Sunday 5th November, for one day only, has Burt Lancaster, being ever so hulky, in a western called The Scalphunters. He shares the credits with super Shelley ‘Bloody Momma’ Winters. The naughty and puzzling My Wife’s Husband completes the bill. French comedy star Fernandel and Clair Maurier are the principal actors. A good laugh if you like a bit of the continentals. It’s also Bonfire Night this Sunday, but if you ask me, it is a lot safer to be in a cinema than taking part in the Gay Fawkes celebrations. I like a good bang like anybody else, but I feel a lot better about it if I know that the fireworks are only in responsible hands.

The shocking, but thought-provoking Soldier Blue is the major attraction for three days on Monday 6th November. The beautiful Candice Bergen and luscious Peter Strauss star in this violent saga from the ‘old west’. Second feature is Charro, which is one of those forgettable movies made by Elvis Presley. But his hips are still a treat.

The truly underrated Downhill Racer, starring Robert Redford and Gene Hackman is one half of the programme on Thursday 9th November. That Robert Redford, ooh! It’s a skiing epic with a moral or two. Jack Lemmon and Sandy Dennis are together in The Out Of Towners, which is also being shown. I haven’t seen this before but it sounds fun.

Sunday fare on 12th November is Operation Kid Brother, starring Neil Connery. It’s nothing very special, but the support feature, Trunk To Cairo is much more interesting. Two recently deceased movie stars, Audie Murphy and George Sanders are in the leading roles. The film is an exciting thriller.

The double bill of the fortnight is on Monday 13th November, when Carnal Knowledge and Catch 22 are being shown. The former stars sexy Jack Nicholson and the latter, Orson Welles. A very generous programme this, if not a little exhausting.

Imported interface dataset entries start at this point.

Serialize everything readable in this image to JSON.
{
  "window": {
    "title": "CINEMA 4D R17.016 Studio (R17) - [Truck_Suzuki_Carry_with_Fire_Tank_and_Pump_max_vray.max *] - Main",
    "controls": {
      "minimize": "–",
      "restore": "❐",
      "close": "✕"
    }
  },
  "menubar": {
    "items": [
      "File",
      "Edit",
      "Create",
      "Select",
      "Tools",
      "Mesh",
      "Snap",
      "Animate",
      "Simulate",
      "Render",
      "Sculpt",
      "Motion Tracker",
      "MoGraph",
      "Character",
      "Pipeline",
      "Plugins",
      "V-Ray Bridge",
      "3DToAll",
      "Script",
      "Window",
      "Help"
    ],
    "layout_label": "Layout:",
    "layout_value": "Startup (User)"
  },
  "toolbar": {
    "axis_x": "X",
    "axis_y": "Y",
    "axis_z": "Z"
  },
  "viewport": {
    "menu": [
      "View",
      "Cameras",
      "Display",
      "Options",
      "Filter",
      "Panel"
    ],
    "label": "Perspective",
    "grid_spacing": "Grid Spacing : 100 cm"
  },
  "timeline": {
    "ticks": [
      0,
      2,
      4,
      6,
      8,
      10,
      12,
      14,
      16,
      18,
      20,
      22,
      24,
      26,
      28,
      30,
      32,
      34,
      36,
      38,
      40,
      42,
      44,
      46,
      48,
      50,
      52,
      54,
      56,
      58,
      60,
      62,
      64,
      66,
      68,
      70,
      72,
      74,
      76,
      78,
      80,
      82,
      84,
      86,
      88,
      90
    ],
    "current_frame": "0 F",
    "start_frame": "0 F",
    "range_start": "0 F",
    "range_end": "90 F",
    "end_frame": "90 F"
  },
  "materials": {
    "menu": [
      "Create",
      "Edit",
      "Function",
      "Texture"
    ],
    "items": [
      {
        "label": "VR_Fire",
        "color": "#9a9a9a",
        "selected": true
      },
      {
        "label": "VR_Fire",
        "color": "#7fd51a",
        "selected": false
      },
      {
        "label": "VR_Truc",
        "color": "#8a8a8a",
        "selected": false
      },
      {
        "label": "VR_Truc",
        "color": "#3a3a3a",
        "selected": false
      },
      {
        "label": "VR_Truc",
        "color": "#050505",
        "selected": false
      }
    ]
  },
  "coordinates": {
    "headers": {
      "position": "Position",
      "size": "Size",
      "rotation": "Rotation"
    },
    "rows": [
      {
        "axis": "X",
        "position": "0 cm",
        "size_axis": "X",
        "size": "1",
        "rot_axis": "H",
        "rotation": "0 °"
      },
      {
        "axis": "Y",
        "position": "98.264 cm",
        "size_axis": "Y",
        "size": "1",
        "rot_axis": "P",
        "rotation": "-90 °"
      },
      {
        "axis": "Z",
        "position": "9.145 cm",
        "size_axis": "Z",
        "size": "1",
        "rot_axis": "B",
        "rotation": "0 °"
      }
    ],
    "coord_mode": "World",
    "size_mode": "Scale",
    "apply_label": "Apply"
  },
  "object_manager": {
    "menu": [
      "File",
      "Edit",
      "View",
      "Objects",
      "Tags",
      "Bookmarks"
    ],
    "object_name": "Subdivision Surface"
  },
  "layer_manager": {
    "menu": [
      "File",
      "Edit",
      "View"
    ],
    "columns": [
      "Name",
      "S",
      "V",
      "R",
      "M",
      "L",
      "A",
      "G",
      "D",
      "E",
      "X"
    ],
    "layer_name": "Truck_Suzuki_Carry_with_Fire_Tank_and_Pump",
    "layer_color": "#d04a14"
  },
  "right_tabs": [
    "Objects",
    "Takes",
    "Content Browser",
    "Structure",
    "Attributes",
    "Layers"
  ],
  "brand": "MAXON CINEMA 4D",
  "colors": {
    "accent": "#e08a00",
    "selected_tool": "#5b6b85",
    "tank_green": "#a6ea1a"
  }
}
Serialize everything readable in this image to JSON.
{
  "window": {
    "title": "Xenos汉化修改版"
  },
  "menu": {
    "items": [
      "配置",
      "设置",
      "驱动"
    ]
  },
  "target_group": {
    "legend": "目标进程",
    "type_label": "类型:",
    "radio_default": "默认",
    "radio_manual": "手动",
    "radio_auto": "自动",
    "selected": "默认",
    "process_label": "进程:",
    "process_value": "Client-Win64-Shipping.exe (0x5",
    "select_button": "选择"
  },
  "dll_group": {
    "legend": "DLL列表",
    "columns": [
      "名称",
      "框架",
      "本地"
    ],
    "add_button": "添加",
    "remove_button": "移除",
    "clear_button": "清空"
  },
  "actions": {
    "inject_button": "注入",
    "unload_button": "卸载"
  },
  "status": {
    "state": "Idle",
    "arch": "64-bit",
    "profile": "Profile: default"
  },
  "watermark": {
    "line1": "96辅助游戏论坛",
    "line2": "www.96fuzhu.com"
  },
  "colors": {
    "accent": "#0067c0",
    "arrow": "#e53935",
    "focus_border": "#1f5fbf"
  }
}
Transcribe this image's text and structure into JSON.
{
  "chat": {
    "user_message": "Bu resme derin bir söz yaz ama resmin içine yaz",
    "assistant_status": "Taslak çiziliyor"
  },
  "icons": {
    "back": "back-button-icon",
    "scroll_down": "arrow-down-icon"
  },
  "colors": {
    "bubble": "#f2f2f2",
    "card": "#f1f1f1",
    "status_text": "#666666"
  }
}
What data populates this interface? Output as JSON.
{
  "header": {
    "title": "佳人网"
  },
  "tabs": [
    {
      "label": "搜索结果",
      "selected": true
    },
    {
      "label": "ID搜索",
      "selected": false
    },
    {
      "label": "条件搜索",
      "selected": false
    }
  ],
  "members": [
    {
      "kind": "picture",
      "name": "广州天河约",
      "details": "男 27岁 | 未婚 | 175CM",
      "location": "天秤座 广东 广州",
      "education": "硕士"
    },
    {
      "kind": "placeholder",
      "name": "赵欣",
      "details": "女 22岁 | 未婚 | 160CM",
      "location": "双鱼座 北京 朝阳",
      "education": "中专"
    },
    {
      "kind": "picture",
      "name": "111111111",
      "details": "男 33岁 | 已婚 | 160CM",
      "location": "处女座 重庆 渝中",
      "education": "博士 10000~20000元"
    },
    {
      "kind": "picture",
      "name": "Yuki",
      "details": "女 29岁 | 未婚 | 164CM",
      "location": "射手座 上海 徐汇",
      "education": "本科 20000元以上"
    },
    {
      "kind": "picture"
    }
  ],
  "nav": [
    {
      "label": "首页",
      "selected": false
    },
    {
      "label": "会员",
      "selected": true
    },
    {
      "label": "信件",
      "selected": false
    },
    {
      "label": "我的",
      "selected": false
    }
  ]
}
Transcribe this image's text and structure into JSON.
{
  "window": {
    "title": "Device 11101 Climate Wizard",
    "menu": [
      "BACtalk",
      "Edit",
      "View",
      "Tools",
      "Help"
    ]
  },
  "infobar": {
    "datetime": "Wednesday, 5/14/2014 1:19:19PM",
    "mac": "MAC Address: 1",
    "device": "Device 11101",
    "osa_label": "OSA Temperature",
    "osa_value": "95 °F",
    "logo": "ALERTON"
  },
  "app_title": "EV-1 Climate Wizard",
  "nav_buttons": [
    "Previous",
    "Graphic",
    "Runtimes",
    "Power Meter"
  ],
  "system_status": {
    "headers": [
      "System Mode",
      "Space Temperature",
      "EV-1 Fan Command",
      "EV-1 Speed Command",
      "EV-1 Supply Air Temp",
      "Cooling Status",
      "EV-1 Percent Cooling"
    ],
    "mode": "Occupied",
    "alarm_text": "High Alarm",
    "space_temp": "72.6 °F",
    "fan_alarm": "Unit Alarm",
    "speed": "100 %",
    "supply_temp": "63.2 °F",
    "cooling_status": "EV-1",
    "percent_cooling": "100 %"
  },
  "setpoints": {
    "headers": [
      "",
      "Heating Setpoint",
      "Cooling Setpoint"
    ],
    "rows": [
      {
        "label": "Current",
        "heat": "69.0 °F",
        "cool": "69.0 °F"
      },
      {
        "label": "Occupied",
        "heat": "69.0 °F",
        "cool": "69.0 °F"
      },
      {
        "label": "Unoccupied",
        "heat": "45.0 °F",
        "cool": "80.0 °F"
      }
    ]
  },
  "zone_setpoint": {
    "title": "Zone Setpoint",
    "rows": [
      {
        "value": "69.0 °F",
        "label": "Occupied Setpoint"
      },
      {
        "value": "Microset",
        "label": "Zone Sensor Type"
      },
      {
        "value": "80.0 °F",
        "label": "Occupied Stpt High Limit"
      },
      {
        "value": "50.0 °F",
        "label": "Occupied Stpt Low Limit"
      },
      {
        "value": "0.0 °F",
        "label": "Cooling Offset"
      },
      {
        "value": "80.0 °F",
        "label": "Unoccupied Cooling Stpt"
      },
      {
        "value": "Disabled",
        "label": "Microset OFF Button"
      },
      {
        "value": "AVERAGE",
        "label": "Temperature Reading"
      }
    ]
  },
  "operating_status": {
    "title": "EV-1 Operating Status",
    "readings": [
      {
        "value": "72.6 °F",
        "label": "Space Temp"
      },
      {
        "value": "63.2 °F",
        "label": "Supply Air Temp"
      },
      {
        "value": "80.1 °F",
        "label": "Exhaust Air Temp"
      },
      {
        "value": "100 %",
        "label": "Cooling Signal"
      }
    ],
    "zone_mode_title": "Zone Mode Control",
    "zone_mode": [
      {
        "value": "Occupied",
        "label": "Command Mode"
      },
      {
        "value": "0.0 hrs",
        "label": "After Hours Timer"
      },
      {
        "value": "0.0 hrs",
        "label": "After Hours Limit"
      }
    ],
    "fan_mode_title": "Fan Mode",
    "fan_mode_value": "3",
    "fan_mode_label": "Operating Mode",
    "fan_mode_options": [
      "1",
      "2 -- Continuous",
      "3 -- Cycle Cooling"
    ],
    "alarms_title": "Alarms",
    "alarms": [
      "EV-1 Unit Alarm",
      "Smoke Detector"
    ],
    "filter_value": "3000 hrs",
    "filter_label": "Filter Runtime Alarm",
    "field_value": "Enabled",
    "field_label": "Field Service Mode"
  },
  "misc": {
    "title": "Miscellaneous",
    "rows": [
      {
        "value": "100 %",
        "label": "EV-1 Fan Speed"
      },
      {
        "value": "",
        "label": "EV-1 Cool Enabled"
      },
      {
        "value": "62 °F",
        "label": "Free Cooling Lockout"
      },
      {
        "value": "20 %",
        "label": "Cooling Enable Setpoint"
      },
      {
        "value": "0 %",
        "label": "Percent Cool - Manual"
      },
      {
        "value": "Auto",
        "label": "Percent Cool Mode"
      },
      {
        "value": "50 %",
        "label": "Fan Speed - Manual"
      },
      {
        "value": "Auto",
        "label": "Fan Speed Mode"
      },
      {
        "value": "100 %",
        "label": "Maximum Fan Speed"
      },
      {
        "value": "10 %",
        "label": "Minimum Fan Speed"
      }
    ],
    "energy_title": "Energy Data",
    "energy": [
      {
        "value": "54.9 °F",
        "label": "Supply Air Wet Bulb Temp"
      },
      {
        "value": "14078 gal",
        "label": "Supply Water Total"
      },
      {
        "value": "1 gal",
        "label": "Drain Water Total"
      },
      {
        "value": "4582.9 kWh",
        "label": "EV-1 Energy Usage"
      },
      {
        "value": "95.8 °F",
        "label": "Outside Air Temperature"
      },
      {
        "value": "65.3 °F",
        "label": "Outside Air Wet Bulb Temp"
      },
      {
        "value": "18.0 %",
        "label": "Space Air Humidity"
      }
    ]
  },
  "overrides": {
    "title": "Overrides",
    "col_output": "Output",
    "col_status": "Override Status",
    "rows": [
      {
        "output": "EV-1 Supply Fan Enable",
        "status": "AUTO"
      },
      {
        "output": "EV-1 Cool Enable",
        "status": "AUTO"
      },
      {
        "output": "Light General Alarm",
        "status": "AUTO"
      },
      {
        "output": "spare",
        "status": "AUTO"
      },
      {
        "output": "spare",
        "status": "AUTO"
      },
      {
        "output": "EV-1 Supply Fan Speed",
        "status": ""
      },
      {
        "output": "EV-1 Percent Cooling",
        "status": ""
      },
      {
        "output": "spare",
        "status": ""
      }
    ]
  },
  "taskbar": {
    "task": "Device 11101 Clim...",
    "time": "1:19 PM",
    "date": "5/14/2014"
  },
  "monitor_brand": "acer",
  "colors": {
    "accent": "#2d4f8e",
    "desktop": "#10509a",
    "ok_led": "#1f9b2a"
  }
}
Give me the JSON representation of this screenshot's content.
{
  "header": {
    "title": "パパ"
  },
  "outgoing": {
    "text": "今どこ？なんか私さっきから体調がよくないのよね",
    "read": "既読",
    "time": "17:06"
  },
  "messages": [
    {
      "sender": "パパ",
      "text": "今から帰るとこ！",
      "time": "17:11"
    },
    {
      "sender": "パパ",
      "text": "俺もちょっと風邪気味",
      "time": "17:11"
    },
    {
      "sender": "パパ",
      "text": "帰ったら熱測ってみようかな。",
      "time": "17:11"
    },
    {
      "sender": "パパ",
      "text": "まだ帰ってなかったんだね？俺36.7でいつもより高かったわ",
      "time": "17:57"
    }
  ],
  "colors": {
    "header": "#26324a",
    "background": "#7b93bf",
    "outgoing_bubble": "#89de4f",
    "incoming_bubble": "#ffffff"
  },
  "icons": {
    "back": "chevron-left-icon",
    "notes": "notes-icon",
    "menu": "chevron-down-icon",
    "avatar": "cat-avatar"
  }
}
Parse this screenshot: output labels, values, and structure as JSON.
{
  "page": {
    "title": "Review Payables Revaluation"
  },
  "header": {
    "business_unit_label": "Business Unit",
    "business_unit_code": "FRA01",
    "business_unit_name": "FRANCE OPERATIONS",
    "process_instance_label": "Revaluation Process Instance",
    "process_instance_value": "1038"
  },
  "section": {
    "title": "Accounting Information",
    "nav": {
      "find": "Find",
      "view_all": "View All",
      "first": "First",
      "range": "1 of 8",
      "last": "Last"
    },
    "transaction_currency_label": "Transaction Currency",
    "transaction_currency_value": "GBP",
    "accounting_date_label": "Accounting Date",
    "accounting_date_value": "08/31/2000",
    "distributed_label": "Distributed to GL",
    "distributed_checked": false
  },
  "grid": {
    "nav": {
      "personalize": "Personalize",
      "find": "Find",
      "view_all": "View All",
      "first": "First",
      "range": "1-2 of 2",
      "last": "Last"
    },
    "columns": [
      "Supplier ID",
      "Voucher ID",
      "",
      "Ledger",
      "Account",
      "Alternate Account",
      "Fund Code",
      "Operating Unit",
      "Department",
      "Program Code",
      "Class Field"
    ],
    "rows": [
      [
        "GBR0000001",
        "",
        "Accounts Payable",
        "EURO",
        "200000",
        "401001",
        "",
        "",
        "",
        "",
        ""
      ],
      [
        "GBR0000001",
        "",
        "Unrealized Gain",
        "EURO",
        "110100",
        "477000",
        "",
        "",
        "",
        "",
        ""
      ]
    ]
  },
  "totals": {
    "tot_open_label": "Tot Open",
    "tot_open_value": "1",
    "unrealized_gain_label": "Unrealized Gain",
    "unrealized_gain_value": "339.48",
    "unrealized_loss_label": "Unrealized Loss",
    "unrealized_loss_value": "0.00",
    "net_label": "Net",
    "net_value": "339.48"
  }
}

Well, my lovelies, that is what’s in store for you during the next couple of weeks at the Bio. Mind you heed what I mentioned earlier. I’ll let you know when things get back to ‘normal’. And I hope that none of you, including Mr Wheelan, think I have been too malicious with my words.

Before I go, thanks for all your letters, some of you are ever so kind. I might take some of you up on your offers too, but I’m rather busy still with the person I spent my recent holiday with. Love you all though.